→ Try it
When a line of the material has the word "限时惊喜" in it, copy that line.

→ Data for analysis
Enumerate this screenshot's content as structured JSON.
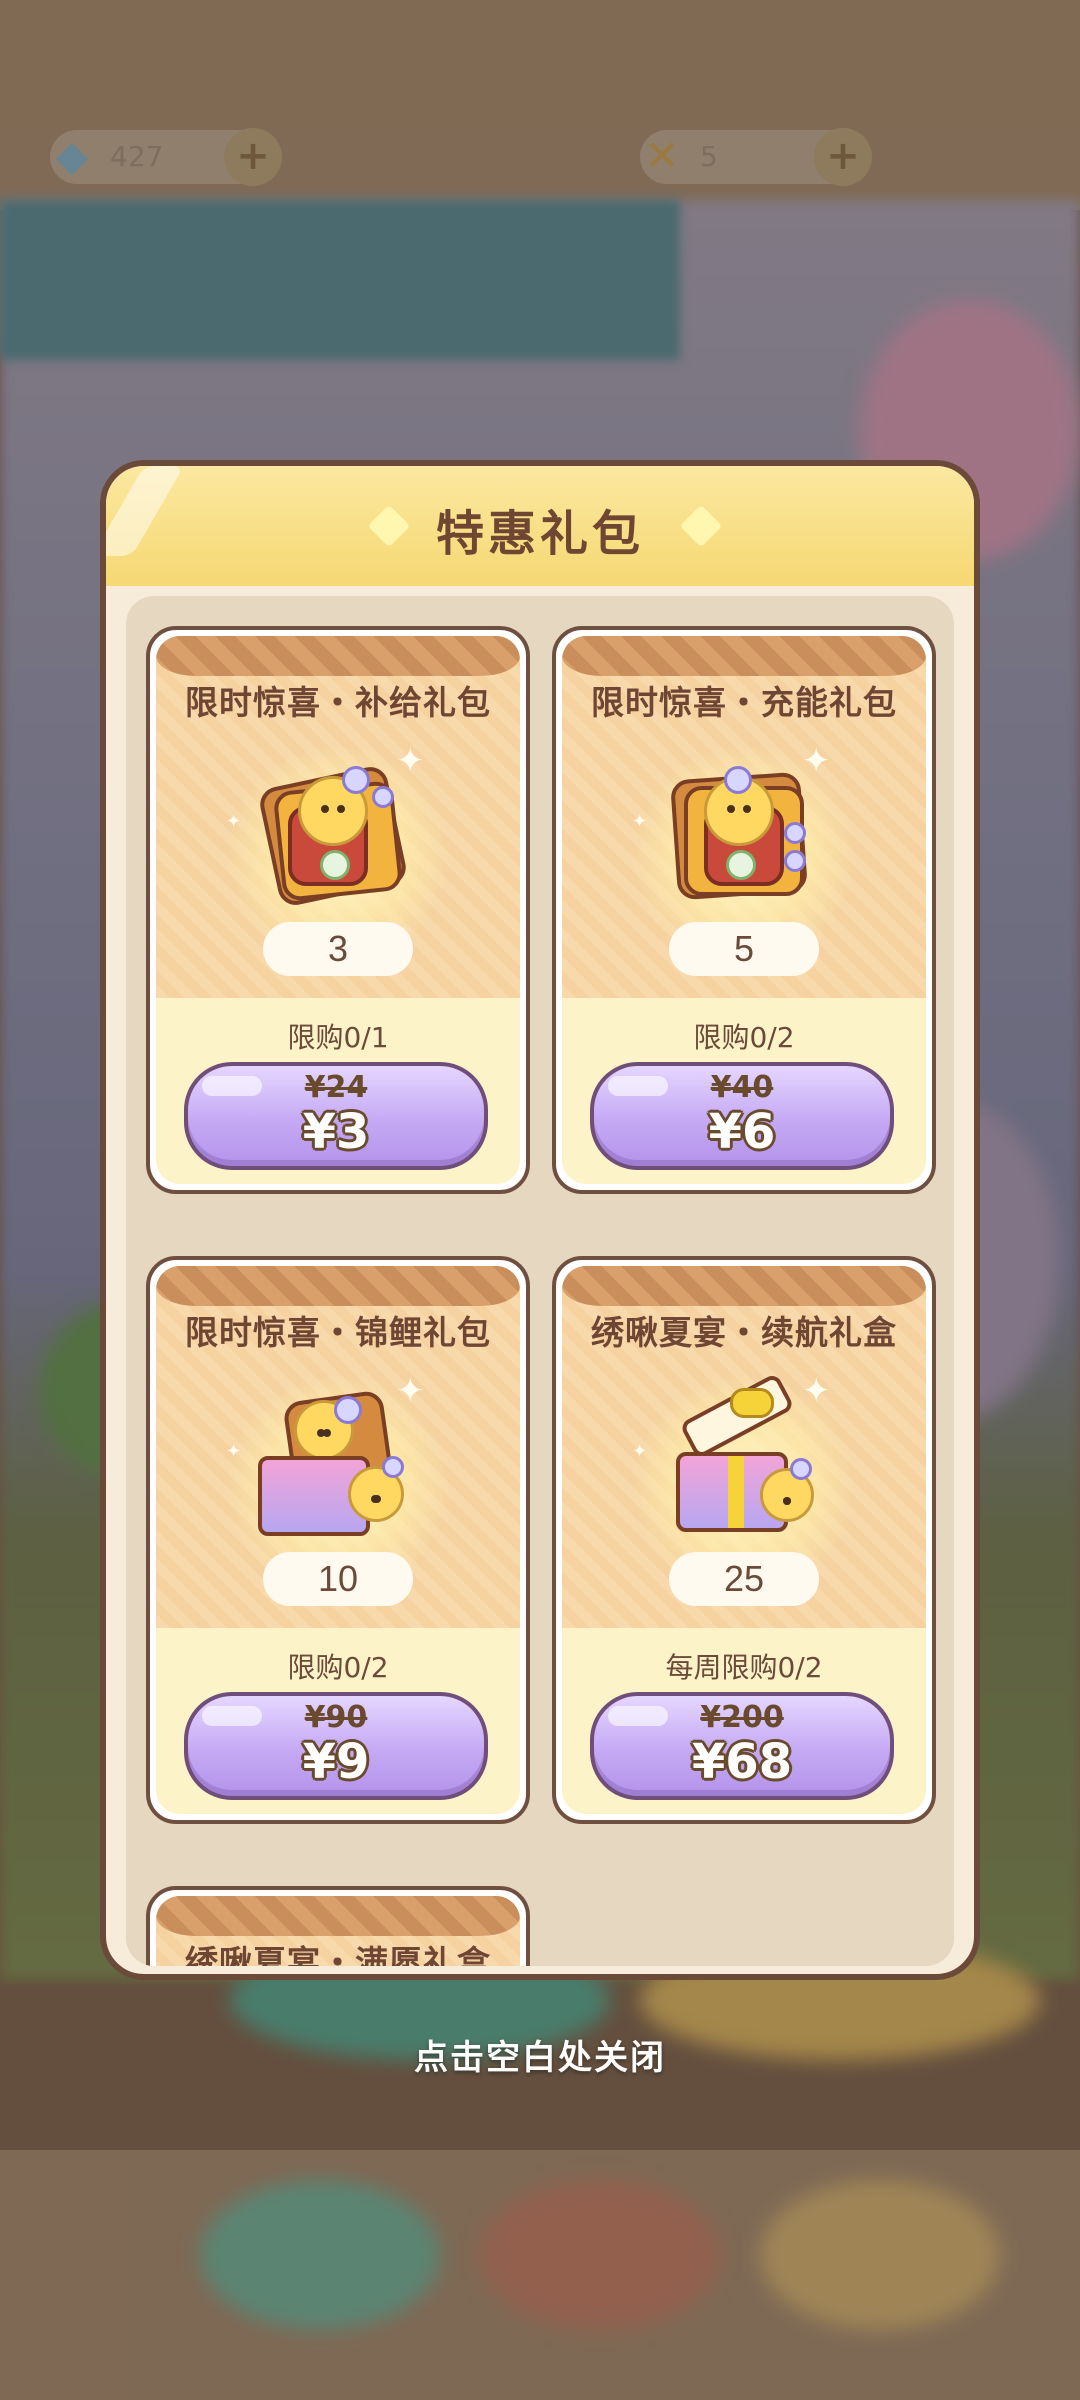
{
  "currency": [
    {
      "icon": "diamond-icon",
      "value": "427"
    },
    {
      "icon": "ticket-icon",
      "value": "5"
    }
  ],
  "modal": {
    "title": "特惠礼包"
  },
  "packages": [
    {
      "title": "限时惊喜・补给礼包",
      "quantity": "3",
      "limit": "限购0/1",
      "old_price": "¥24",
      "price": "¥3"
    },
    {
      "title": "限时惊喜・充能礼包",
      "quantity": "5",
      "limit": "限购0/2",
      "old_price": "¥40",
      "price": "¥6"
    },
    {
      "title": "限时惊喜・锦鲤礼包",
      "quantity": "10",
      "limit": "限购0/2",
      "old_price": "¥90",
      "price": "¥9"
    },
    {
      "title": "绣啾夏宴・续航礼盒",
      "quantity": "25",
      "limit": "每周限购0/2",
      "old_price": "¥200",
      "price": "¥68"
    },
    {
      "title": "绣啾夏宴・满愿礼盒"
    }
  ],
  "close_hint": "点击空白处关闭"
}
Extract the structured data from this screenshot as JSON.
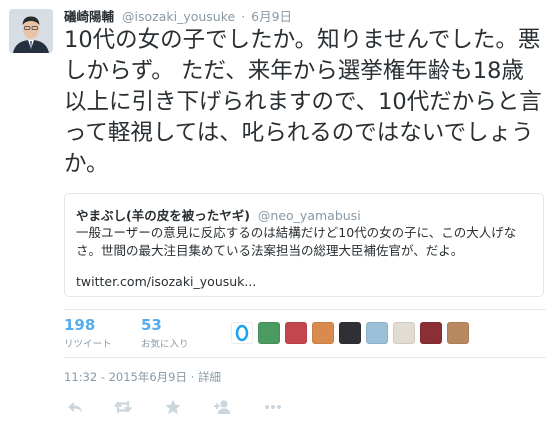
{
  "tweet": {
    "author_name": "礒崎陽輔",
    "author_handle": "@isozaki_yousuke",
    "separator": "·",
    "date": "6月9日",
    "text": "10代の女の子でしたか。知りませんでした。悪しからず。 ただ、来年から選挙権年齢も18歳以上に引き下げられますので、10代だからと言って軽視しては、叱られるのではないでしょうか。"
  },
  "quoted": {
    "author_name": "やまぶし(羊の皮を被ったヤギ)",
    "author_handle": "@neo_yamabusi",
    "text": "一般ユーザーの意見に反応するのは結構だけど10代の女の子に、この大人げなさ。世間の最大注目集めている法案担当の総理大臣補佐官が、だよ。",
    "link": "twitter.com/isozaki_yousuk..."
  },
  "stats": {
    "retweets_count": "198",
    "retweets_label": "リツイート",
    "favorites_count": "53",
    "favorites_label": "お気に入り"
  },
  "footer": {
    "timestamp": "11:32 - 2015年6月9日",
    "separator": "·",
    "details_label": "詳細"
  },
  "icons": [
    "reply-icon",
    "retweet-icon",
    "favorite-icon",
    "follow-icon",
    "more-icon"
  ],
  "colors": {
    "link_blue": "#55acee",
    "text": "#292f33",
    "muted": "#8899a6",
    "border": "#e1e8ed",
    "action_gray": "#ccd6dd"
  }
}
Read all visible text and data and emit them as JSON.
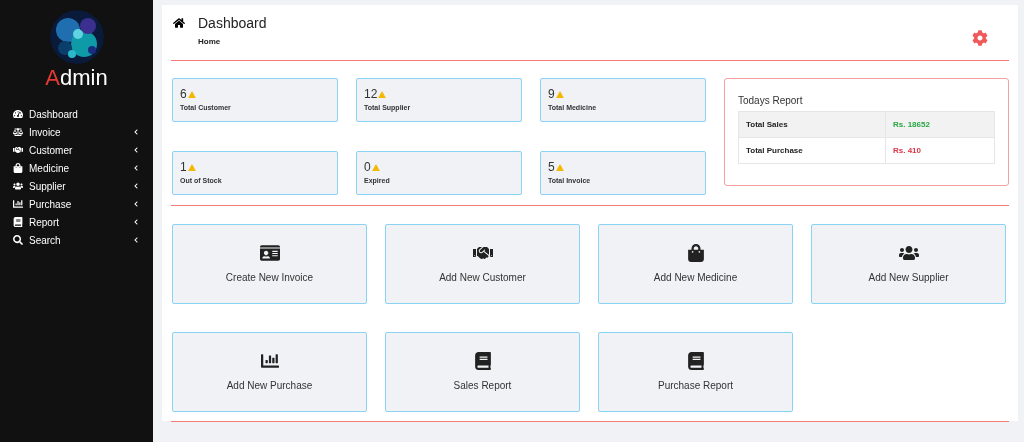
{
  "sidebar": {
    "brand": {
      "accent": "A",
      "rest": "dmin"
    },
    "items": [
      {
        "label": "Dashboard",
        "expandable": false
      },
      {
        "label": "Invoice",
        "expandable": true
      },
      {
        "label": "Customer",
        "expandable": true
      },
      {
        "label": "Medicine",
        "expandable": true
      },
      {
        "label": "Supplier",
        "expandable": true
      },
      {
        "label": "Purchase",
        "expandable": true
      },
      {
        "label": "Report",
        "expandable": true
      },
      {
        "label": "Search",
        "expandable": true
      }
    ]
  },
  "header": {
    "title": "Dashboard",
    "breadcrumb": "Home"
  },
  "stats": [
    {
      "value": "6",
      "label": "Total Customer"
    },
    {
      "value": "12",
      "label": "Total Supplier"
    },
    {
      "value": "9",
      "label": "Total Medicine"
    },
    {
      "value": "1",
      "label": "Out of Stock"
    },
    {
      "value": "0",
      "label": "Expired"
    },
    {
      "value": "5",
      "label": "Total Invoice"
    }
  ],
  "report": {
    "title": "Todays Report",
    "rows": [
      {
        "label": "Total Sales",
        "value": "Rs. 18652",
        "color": "#28a745"
      },
      {
        "label": "Total Purchase",
        "value": "Rs. 410",
        "color": "#dc3545"
      }
    ]
  },
  "actions": [
    {
      "label": "Create New Invoice"
    },
    {
      "label": "Add New Customer"
    },
    {
      "label": "Add New Medicine"
    },
    {
      "label": "Add New Supplier"
    },
    {
      "label": "Add New Purchase"
    },
    {
      "label": "Sales Report"
    },
    {
      "label": "Purchase Report"
    }
  ]
}
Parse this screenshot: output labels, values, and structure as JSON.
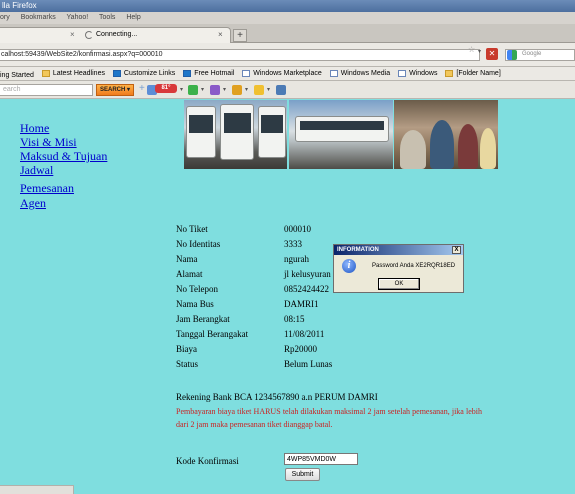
{
  "window": {
    "title": "lla Firefox"
  },
  "menu": {
    "items": [
      "ory",
      "Bookmarks",
      "Yahoo!",
      "Tools",
      "Help"
    ]
  },
  "tab": {
    "title": "Connecting...",
    "close": "×",
    "new_tab": "+"
  },
  "address": {
    "url": "calhost:59439/WebSite2/konfirmasi.aspx?q=000010",
    "search_placeholder": "Google"
  },
  "bookmarks": [
    {
      "label": "ing Started",
      "icon": "page-icon"
    },
    {
      "label": "Latest Headlines",
      "icon": "folder-icon"
    },
    {
      "label": "Customize Links",
      "icon": "windows-icon"
    },
    {
      "label": "Free Hotmail",
      "icon": "windows-icon"
    },
    {
      "label": "Windows Marketplace",
      "icon": "page-icon"
    },
    {
      "label": "Windows Media",
      "icon": "page-icon"
    },
    {
      "label": "Windows",
      "icon": "page-icon"
    },
    {
      "label": "[Folder Name]",
      "icon": "folder-icon"
    }
  ],
  "toolbar": {
    "search_placeholder": "earch",
    "search_button": "SEARCH ▾",
    "badge": "81°"
  },
  "nav": [
    "Home",
    "Visi & Misi",
    "Maksud & Tujuan",
    "Jadwal",
    "Pemesanan",
    "Agen"
  ],
  "ticket": {
    "fields": [
      {
        "label": "No Tiket",
        "value": "000010"
      },
      {
        "label": "No Identitas",
        "value": "3333"
      },
      {
        "label": "Nama",
        "value": "ngurah"
      },
      {
        "label": "Alamat",
        "value": "jl kelusyuran"
      },
      {
        "label": "No Telepon",
        "value": "0852424422"
      },
      {
        "label": "Nama Bus",
        "value": "DAMRI1"
      },
      {
        "label": "Jam Berangkat",
        "value": "08:15"
      },
      {
        "label": "Tanggal Berangakat",
        "value": "11/08/2011"
      },
      {
        "label": "Biaya",
        "value": "Rp20000"
      },
      {
        "label": "Status",
        "value": "Belum Lunas"
      }
    ]
  },
  "bank_info": "Rekening Bank BCA 1234567890 a.n PERUM DAMRI",
  "warning": "Pembayaran biaya tiket HARUS telah dilakukan maksimal 2 jam setelah pemesanan, jika lebih dari 2 jam maka pemesanan tiket dianggap batal.",
  "confirm": {
    "label": "Kode Konfirmasi",
    "value": "4WP85VMD0W",
    "submit": "Submit"
  },
  "dialog": {
    "title": "INFORMATION",
    "close": "X",
    "message": "Password Anda XE2RQR18ED",
    "ok": "OK",
    "icon_glyph": "i"
  },
  "colors": {
    "page_bg": "#7fdedf",
    "link": "#0000cc",
    "warning": "#cc2020"
  }
}
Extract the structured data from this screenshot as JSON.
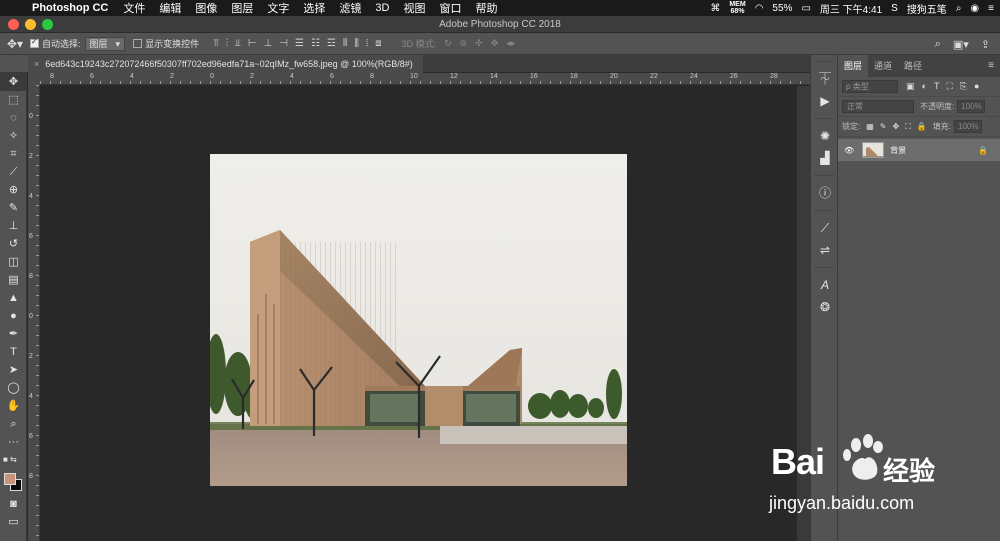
{
  "menubar": {
    "app_name": "Photoshop CC",
    "items": [
      "文件",
      "编辑",
      "图像",
      "图层",
      "文字",
      "选择",
      "滤镜",
      "3D",
      "视图",
      "窗口",
      "帮助"
    ],
    "mem_label": "MEM",
    "mem_value": "68%",
    "battery": "55%",
    "clock": "周三 下午4:41",
    "ime": "搜狗五笔"
  },
  "titlebar": {
    "title": "Adobe Photoshop CC 2018"
  },
  "options": {
    "auto_select_label": "自动选择:",
    "auto_select_value": "图层",
    "show_transform_label": "显示变换控件",
    "mode_3d_label": "3D 模式:"
  },
  "document": {
    "tab_title": "6ed643c19243c272072466f50307ff702ed96edfa71a~02qIMz_fw658.jpeg @ 100%(RGB/8#)",
    "close_glyph": "×"
  },
  "ruler": {
    "h_labels": [
      "8",
      "6",
      "4",
      "2",
      "0",
      "2",
      "4",
      "6",
      "8",
      "10",
      "12",
      "14",
      "16",
      "18",
      "20",
      "22",
      "24",
      "26",
      "28"
    ],
    "v_labels": [
      "0",
      "2",
      "4",
      "6",
      "8",
      "0",
      "2",
      "4",
      "6",
      "8"
    ]
  },
  "layers_panel": {
    "tabs": [
      "图层",
      "通道",
      "路径"
    ],
    "filter_placeholder": "ρ 类型",
    "blend_mode": "正常",
    "opacity_label": "不透明度:",
    "opacity_value": "100%",
    "lock_label": "锁定:",
    "fill_label": "填充:",
    "fill_value": "100%",
    "layers": [
      {
        "name": "背景",
        "locked": true,
        "visible": true
      }
    ]
  },
  "watermark": {
    "brand": "Bai",
    "brand_cn": "经验",
    "url": "jingyan.baidu.com"
  },
  "colors": {
    "foreground": "#c8957a",
    "background": "#0a0a0a"
  }
}
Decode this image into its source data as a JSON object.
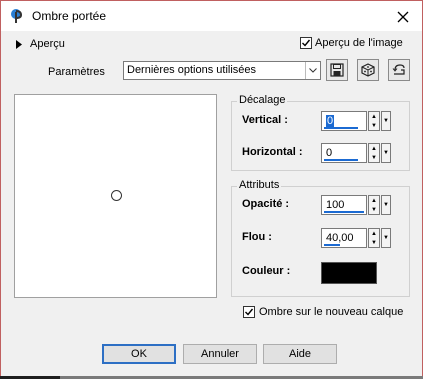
{
  "window": {
    "title": "Ombre portée"
  },
  "preview_toggle": {
    "label": "Aperçu"
  },
  "preview_on_image": {
    "label": "Aperçu de l'image",
    "checked": true
  },
  "params": {
    "label": "Paramètres",
    "selected": "Dernières options utilisées"
  },
  "offset": {
    "title": "Décalage",
    "vertical_label": "Vertical :",
    "vertical_value": "0",
    "horizontal_label": "Horizontal :",
    "horizontal_value": "0"
  },
  "attributes": {
    "title": "Attributs",
    "opacity_label": "Opacité :",
    "opacity_value": "100",
    "blur_label": "Flou :",
    "blur_value": "40,00",
    "color_label": "Couleur :",
    "color_value": "#000000"
  },
  "new_layer": {
    "label": "Ombre sur le nouveau calque",
    "checked": true
  },
  "buttons": {
    "ok": "OK",
    "cancel": "Annuler",
    "help": "Aide"
  },
  "colors": {
    "accent": "#1b6ad2",
    "dialog_bg": "#f0f0f0",
    "frame": "#c06060"
  }
}
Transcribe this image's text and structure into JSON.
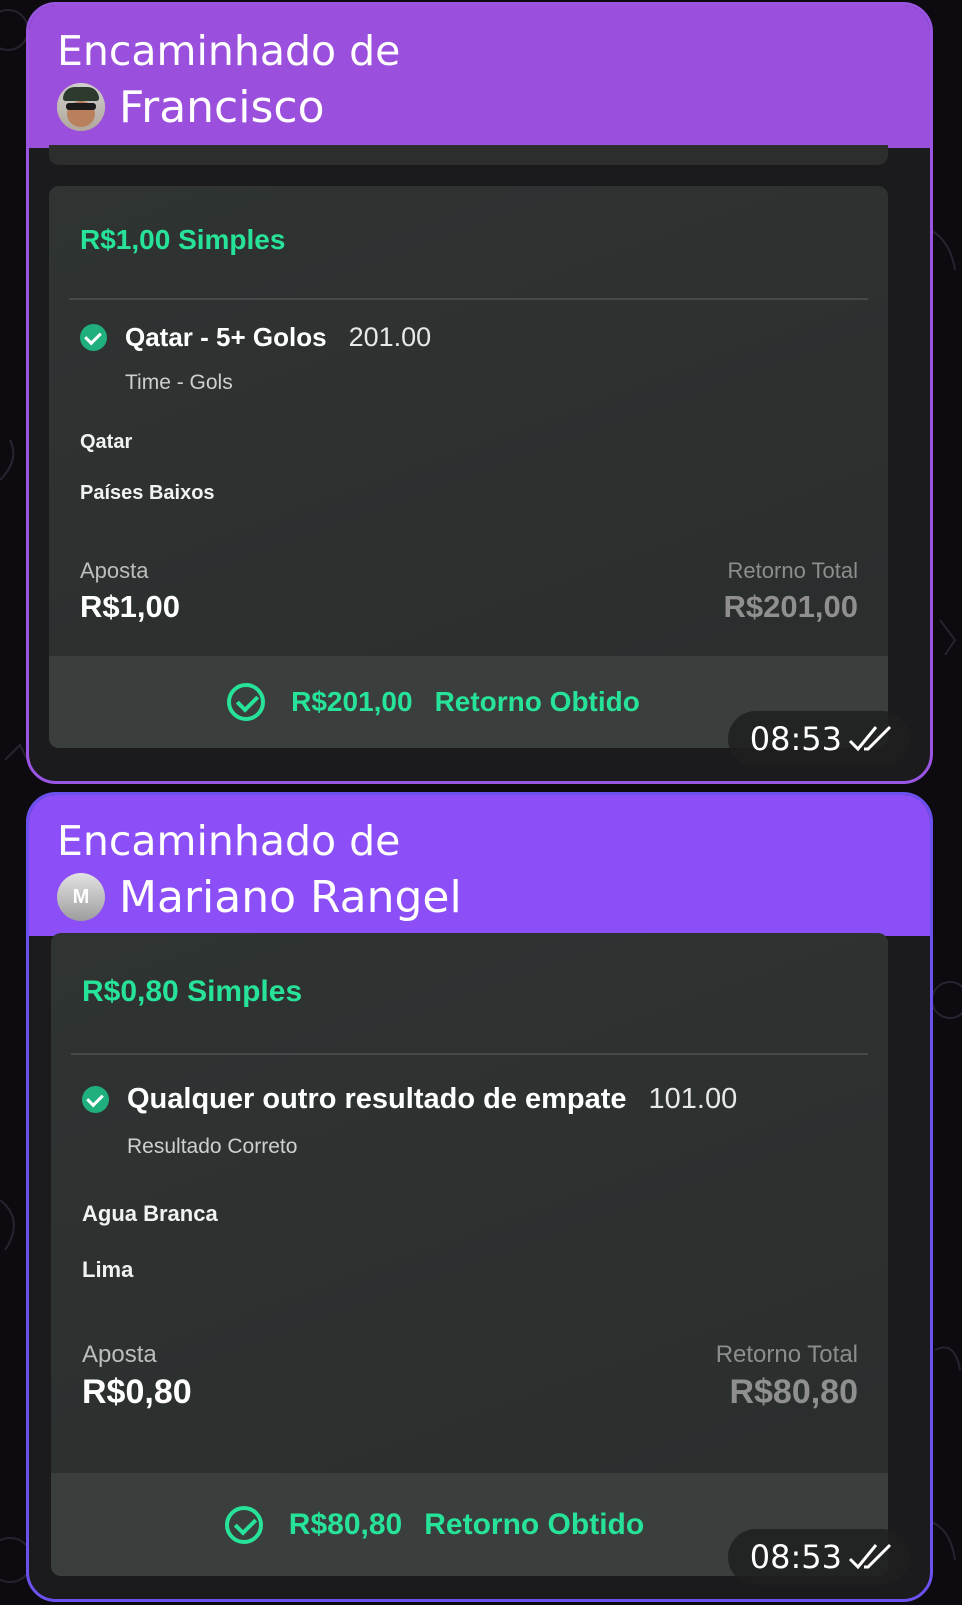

→ Task output
      "title": "限时惊喜・补给礼包",
      "title": "限时惊喜・充能礼包",
      "title": "限时惊喜・锦鲤礼包",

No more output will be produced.